I Want to Learn How to Think Beyond Academic Disciplines
Vol.6 2016.03.21 Haruhiko FUJIWARA
Deception and Disturbance by Colors: Mysteries of Mimicry by Insects
You can see the real-time updates and the situation of field-work training during the intensive lectures at Nanjing University on Facebook .
Among many other meanings of colors to living beings, many small animals that are prone to predation by others try to deceive their predators by disturbing them by colors and forms. This adaptive strategy is called “mimicry.” Insects exhibit an interesting variety of mimicry. The most common form is one where they blend themselves into leaves, trunks, soil, and rocks, etc. surrounding them. That is why very often insects' bodies are colored in green or brown.
On the other hand, there are also insects that store poison in their bodies or attack their predators in order to avoid predation. Such insects warn their predators of danger by striking colors like red or yellow as well as vivid patterns. Examples include bees, and ladybugs. Interestingly, some insects deceive their predators by mimicking the colors and forms of bees or ladybugs. The kind of mimicry where non-poisonous animals mimic poisonous ones to evade predation is called Batesian mimicry, named after its discoverer.
In this lecture, I will introduce to you various forms of insect mimicry, as well as molecular mechanisms and evolutionary organisms behind them.
- Haruhiko FUJIWARA

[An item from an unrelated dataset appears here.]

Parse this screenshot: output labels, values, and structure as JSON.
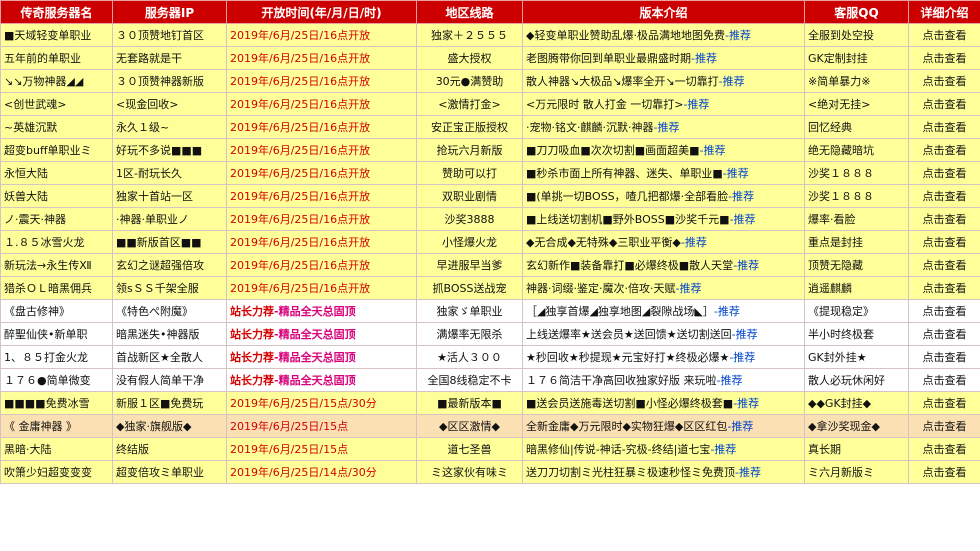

- He is studying the evolution of the forms and the natures of insects and the way in which they adapt to environments. He is also studying the evolution of the genome in an original way for insects. His study focuses on: (1) The hereditary control unit of mimetic pattern of the caterpillar’s body surface such as the swallowtails’ and the silkworms’. (2) The formation of wings when caterpillars accomplish metamorphosis. The differential regulation by the peripheral hormones and activation mechanism of genes. The transposition unit and adaptation strategy of retrotransposon which uniquely inserts in telomere. The function and origin of telomere.
- Other Lessons